#### EXERCISE DETAILS
Could you find every line in the entries below that holds the word "What" and copy it?

--*--

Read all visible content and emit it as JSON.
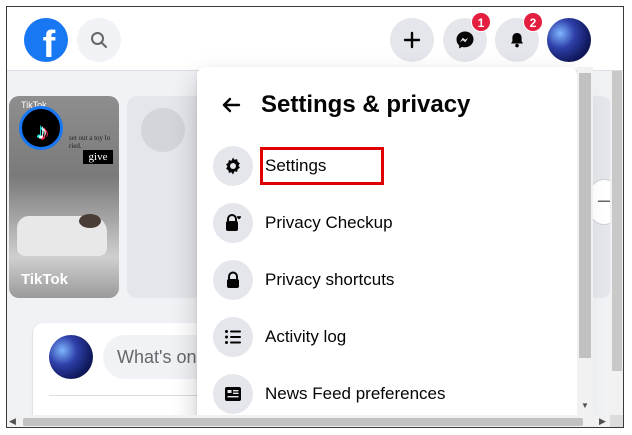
{
  "header": {
    "logo_letter": "f",
    "messenger_badge": "1",
    "notifications_badge": "2"
  },
  "stories": {
    "card_name": "TikTok",
    "card_tag": "give",
    "card_logo_text": "TikTok",
    "card_caption": "set out a toy lo ried."
  },
  "composer": {
    "placeholder": "What's on"
  },
  "settings_panel": {
    "title": "Settings & privacy",
    "items": [
      {
        "label": "Settings",
        "icon": "gear-icon",
        "highlighted": true
      },
      {
        "label": "Privacy Checkup",
        "icon": "lock-heart-icon"
      },
      {
        "label": "Privacy shortcuts",
        "icon": "lock-icon"
      },
      {
        "label": "Activity log",
        "icon": "list-icon"
      },
      {
        "label": "News Feed preferences",
        "icon": "news-feed-icon"
      }
    ]
  },
  "colors": {
    "brand_blue": "#1877f2",
    "badge_red": "#e41e3f",
    "highlight_red": "#e00000"
  }
}
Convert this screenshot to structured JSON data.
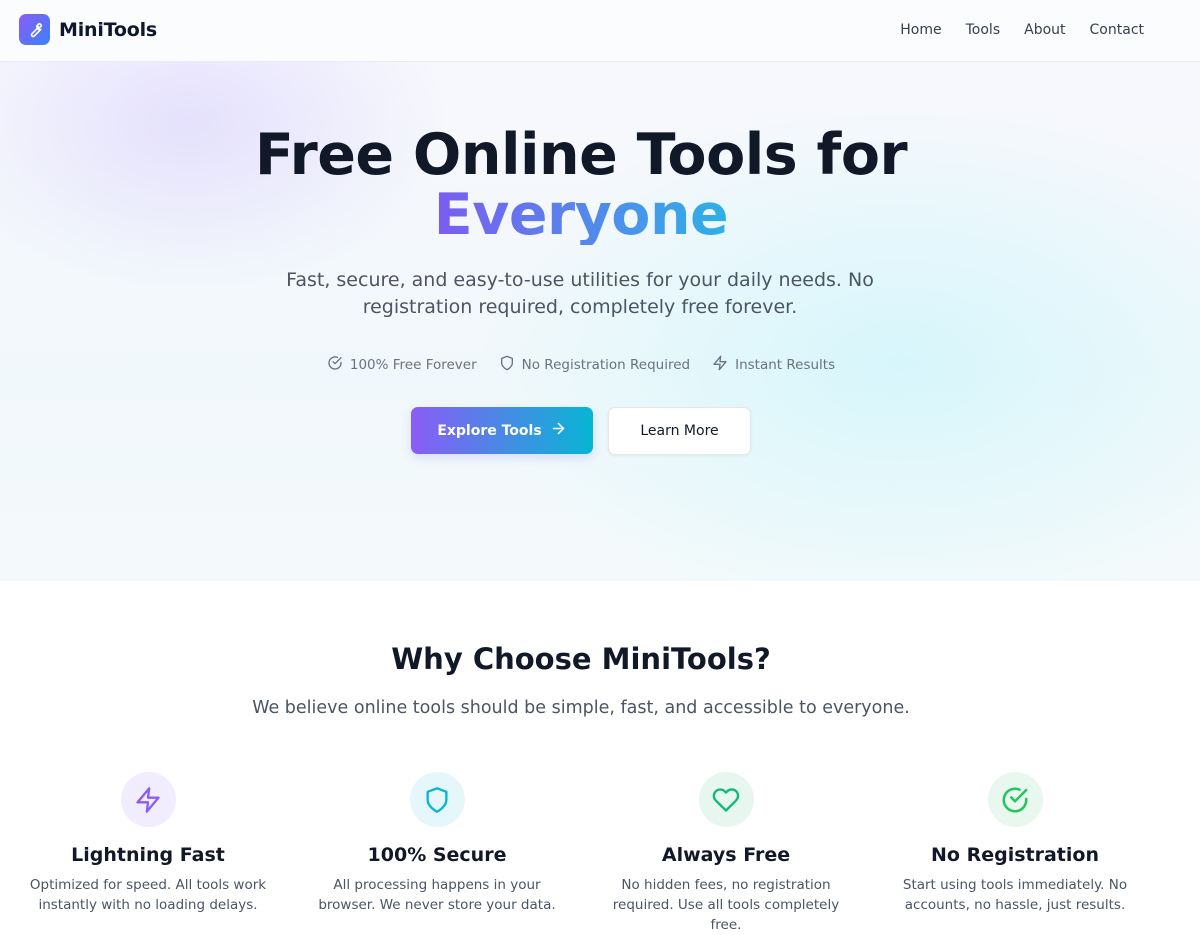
{
  "header": {
    "brand": "MiniTools",
    "nav": [
      "Home",
      "Tools",
      "About",
      "Contact"
    ]
  },
  "hero": {
    "title_line1": "Free Online Tools for",
    "title_line2": "Everyone",
    "subtitle": "Fast, secure, and easy-to-use utilities for your daily needs. No registration required, completely free forever.",
    "perks": [
      {
        "icon": "check-circle-icon",
        "label": "100% Free Forever"
      },
      {
        "icon": "shield-icon",
        "label": "No Registration Required"
      },
      {
        "icon": "lightning-icon",
        "label": "Instant Results"
      }
    ],
    "primary_button": "Explore Tools",
    "secondary_button": "Learn More"
  },
  "why": {
    "title": "Why Choose MiniTools?",
    "subtitle": "We believe online tools should be simple, fast, and accessible to everyone."
  },
  "features": [
    {
      "icon": "lightning-icon",
      "title": "Lightning Fast",
      "text": "Optimized for speed. All tools work instantly with no loading delays.",
      "color": "#8b5cf6",
      "bg": "#f1edfe"
    },
    {
      "icon": "shield-icon",
      "title": "100% Secure",
      "text": "All processing happens in your browser. We never store your data.",
      "color": "#06b6d4",
      "bg": "#e6f7fb"
    },
    {
      "icon": "heart-icon",
      "title": "Always Free",
      "text": "No hidden fees, no registration required. Use all tools completely free.",
      "color": "#10b981",
      "bg": "#e7f7f0"
    },
    {
      "icon": "check-circle-icon",
      "title": "No Registration",
      "text": "Start using tools immediately. No accounts, no hassle, just results.",
      "color": "#22c55e",
      "bg": "#e9f8ef"
    }
  ],
  "colors": {
    "accent_start": "#8b5cf6",
    "accent_end": "#06b6d4",
    "text_dark": "#111827"
  }
}
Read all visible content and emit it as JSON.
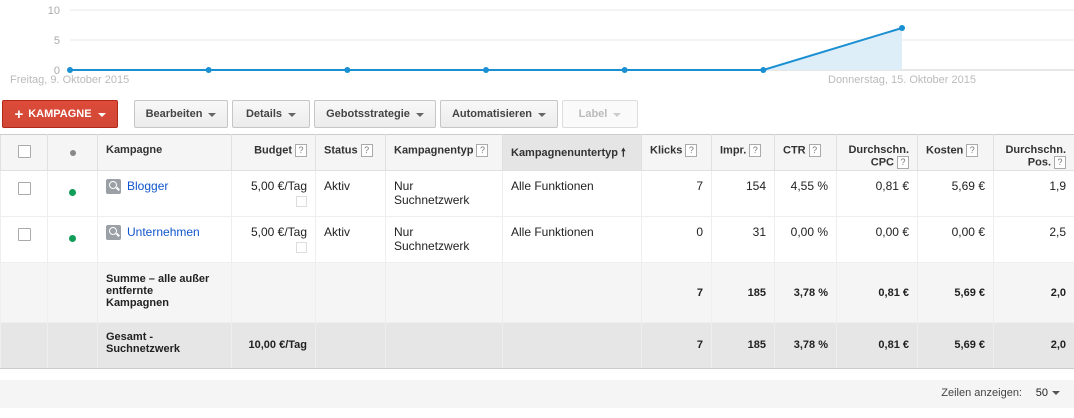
{
  "chart": {
    "y_ticks": [
      "10",
      "5",
      "0"
    ],
    "start_label": "Freitag, 9. Oktober 2015",
    "end_label": "Donnerstag, 15. Oktober 2015",
    "line_color": "#1a8fd1",
    "fill_color": "#deeef9"
  },
  "chart_data": {
    "type": "area",
    "x": [
      "2015-10-09",
      "2015-10-10",
      "2015-10-11",
      "2015-10-12",
      "2015-10-13",
      "2015-10-14",
      "2015-10-15"
    ],
    "values": [
      0,
      0,
      0,
      0,
      0,
      0,
      7
    ],
    "ylim": [
      0,
      10
    ],
    "grid": true
  },
  "toolbar": {
    "campaign_label": "KAMPAGNE",
    "edit_label": "Bearbeiten",
    "details_label": "Details",
    "bid_label": "Gebotsstrategie",
    "automate_label": "Automatisieren",
    "label_label": "Label",
    "accent": "#d14836"
  },
  "table": {
    "headers": {
      "campaign": "Kampagne",
      "budget": "Budget",
      "status": "Status",
      "type": "Kampagnentyp",
      "subtype": "Kampagnenuntertyp",
      "clicks": "Klicks",
      "impr": "Impr.",
      "ctr": "CTR",
      "cpc1": "Durchschn.",
      "cpc2": "CPC",
      "cost": "Kosten",
      "pos1": "Durchschn.",
      "pos2": "Pos."
    },
    "help_glyph": "?",
    "sort_arrow": "🠕",
    "rows": [
      {
        "campaign": "Blogger",
        "budget": "5,00 €/Tag",
        "status": "Aktiv",
        "type1": "Nur",
        "type2": "Suchnetzwerk",
        "subtype": "Alle Funktionen",
        "clicks": "7",
        "impr": "154",
        "ctr": "4,55 %",
        "cpc": "0,81 €",
        "cost": "5,69 €",
        "pos": "1,9"
      },
      {
        "campaign": "Unternehmen",
        "budget": "5,00 €/Tag",
        "status": "Aktiv",
        "type1": "Nur",
        "type2": "Suchnetzwerk",
        "subtype": "Alle Funktionen",
        "clicks": "0",
        "impr": "31",
        "ctr": "0,00 %",
        "cpc": "0,00 €",
        "cost": "0,00 €",
        "pos": "2,5"
      }
    ],
    "summary": {
      "label1": "Summe – alle außer",
      "label2": "entfernte",
      "label3": "Kampagnen",
      "clicks": "7",
      "impr": "185",
      "ctr": "3,78 %",
      "cpc": "0,81 €",
      "cost": "5,69 €",
      "pos": "2,0"
    },
    "total": {
      "label1": "Gesamt -",
      "label2": "Suchnetzwerk",
      "budget": "10,00 €/Tag",
      "clicks": "7",
      "impr": "185",
      "ctr": "3,78 %",
      "cpc": "0,81 €",
      "cost": "5,69 €",
      "pos": "2,0"
    }
  },
  "footer": {
    "rows_label": "Zeilen anzeigen:",
    "rows_value": "50"
  }
}
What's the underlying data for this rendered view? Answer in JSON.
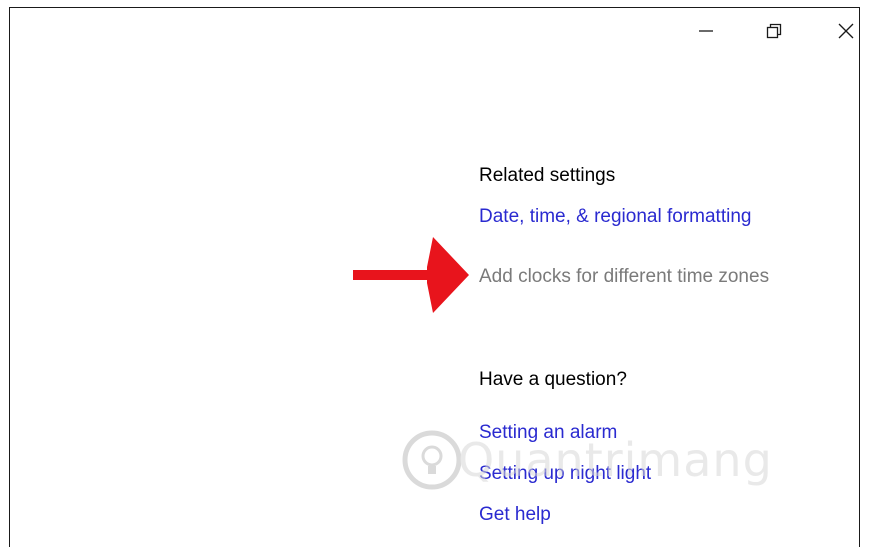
{
  "window": {
    "controls": {
      "minimize_icon": "minimize-icon",
      "restore_icon": "restore-icon",
      "close_icon": "close-icon"
    }
  },
  "related_settings": {
    "title": "Related settings",
    "links": [
      {
        "label": "Date, time, & regional formatting",
        "enabled": true
      },
      {
        "label": "Add clocks for different time zones",
        "enabled": false
      }
    ]
  },
  "help": {
    "title": "Have a question?",
    "links": [
      {
        "label": "Setting an alarm"
      },
      {
        "label": "Setting up night light"
      },
      {
        "label": "Get help"
      }
    ]
  },
  "annotation": {
    "arrow_color": "#e8141c",
    "arrow_icon": "red-arrow-icon"
  },
  "watermark": {
    "text": "Quantrimang"
  },
  "colors": {
    "link": "#2a2ad0",
    "disabled": "#7a7a7a",
    "text": "#000000",
    "arrow": "#e8141c"
  }
}
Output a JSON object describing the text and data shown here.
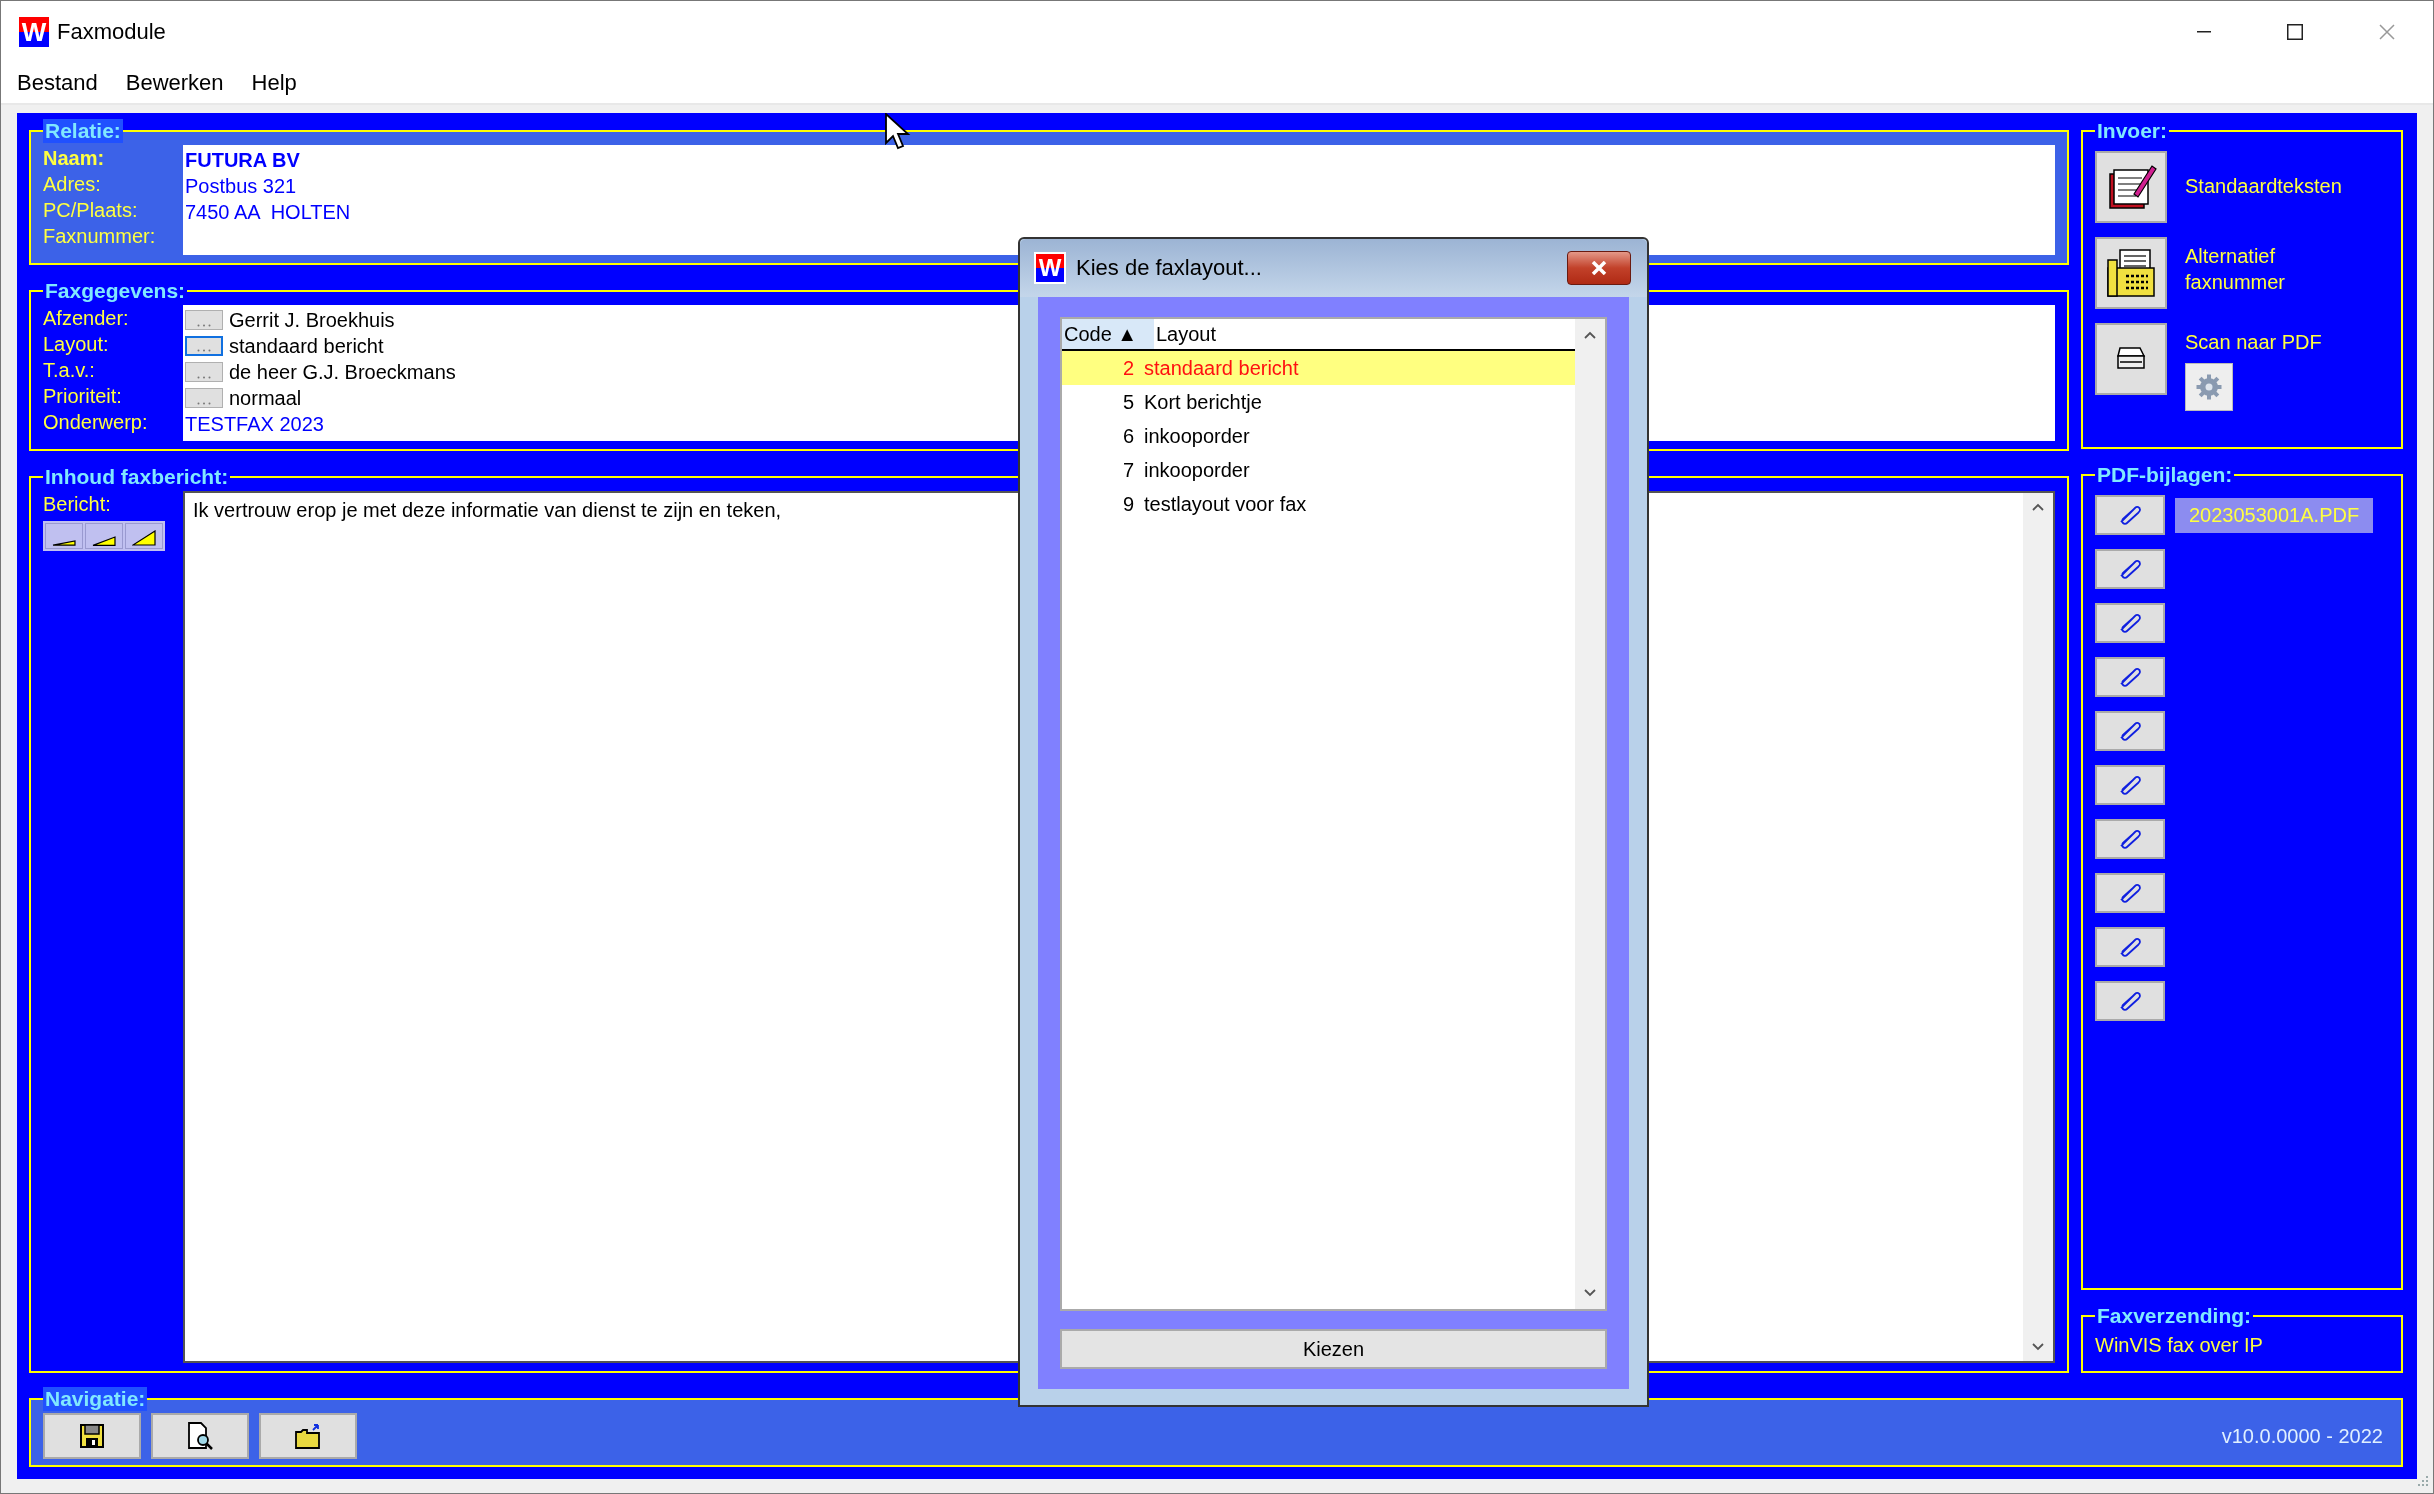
{
  "window": {
    "title": "Faxmodule",
    "logo_letter": "W"
  },
  "menu": [
    {
      "label": "Bestand"
    },
    {
      "label": "Bewerken"
    },
    {
      "label": "Help"
    }
  ],
  "relatie": {
    "title": "Relatie:",
    "fields": [
      {
        "label": "Naam:",
        "value": "FUTURA BV",
        "emphasized": true
      },
      {
        "label": "Adres:",
        "value": "Postbus 321",
        "emphasized": false
      },
      {
        "label": "PC/Plaats:",
        "value": "7450 AA  HOLTEN",
        "emphasized": false
      },
      {
        "label": "Faxnummer:",
        "emphasized": false
      }
    ]
  },
  "faxgegevens": {
    "title": "Faxgegevens:",
    "fields": [
      {
        "kind": "picker",
        "label": "Afzender:",
        "value": "Gerrit J. Broekhuis",
        "focused": false
      },
      {
        "kind": "picker",
        "label": "Layout:",
        "value": "standaard bericht",
        "focused": true
      },
      {
        "kind": "picker",
        "label": "T.a.v.:",
        "value": "de heer G.J. Broeckmans",
        "focused": false
      },
      {
        "kind": "picker",
        "label": "Prioriteit:",
        "value": "normaal",
        "focused": false
      },
      {
        "kind": "text",
        "label": "Onderwerp:",
        "value": "TESTFAX 2023"
      }
    ]
  },
  "inhoud": {
    "title": "Inhoud faxbericht:",
    "label": "Bericht:",
    "message": "Ik vertrouw erop je met deze informatie van dienst te zijn en teken,"
  },
  "navigatie": {
    "title": "Navigatie:",
    "version": "v10.0.0000 - 2022"
  },
  "invoer": {
    "title": "Invoer:",
    "items": [
      {
        "kind": "texts",
        "label": "Standaardteksten"
      },
      {
        "kind": "fax",
        "label": "Alternatief faxnummer"
      },
      {
        "kind": "scan",
        "label": "Scan naar PDF"
      }
    ]
  },
  "pdf_bijlagen": {
    "title": "PDF-bijlagen:",
    "attachments": [
      {
        "file": "2023053001A.PDF"
      }
    ]
  },
  "faxverzending": {
    "title": "Faxverzending:",
    "method": "WinVIS fax over IP"
  },
  "dialog": {
    "title": "Kies de faxlayout...",
    "logo_letter": "W",
    "columns": [
      {
        "label": "Code ▲",
        "sorted": true
      },
      {
        "label": "Layout",
        "sorted": false
      }
    ],
    "rows": [
      {
        "code": "2",
        "layout": "standaard bericht",
        "selected": true
      },
      {
        "code": "5",
        "layout": "Kort berichtje",
        "selected": false
      },
      {
        "code": "6",
        "layout": "inkooporder",
        "selected": false
      },
      {
        "code": "7",
        "layout": "inkooporder",
        "selected": false
      },
      {
        "code": "9",
        "layout": "testlayout voor fax",
        "selected": false
      }
    ],
    "button": "Kiezen"
  }
}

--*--

#### RESPONSE BELOW
    "placeholder": "What's on"
What's the underlying data for this rendered view? Answer in JSON.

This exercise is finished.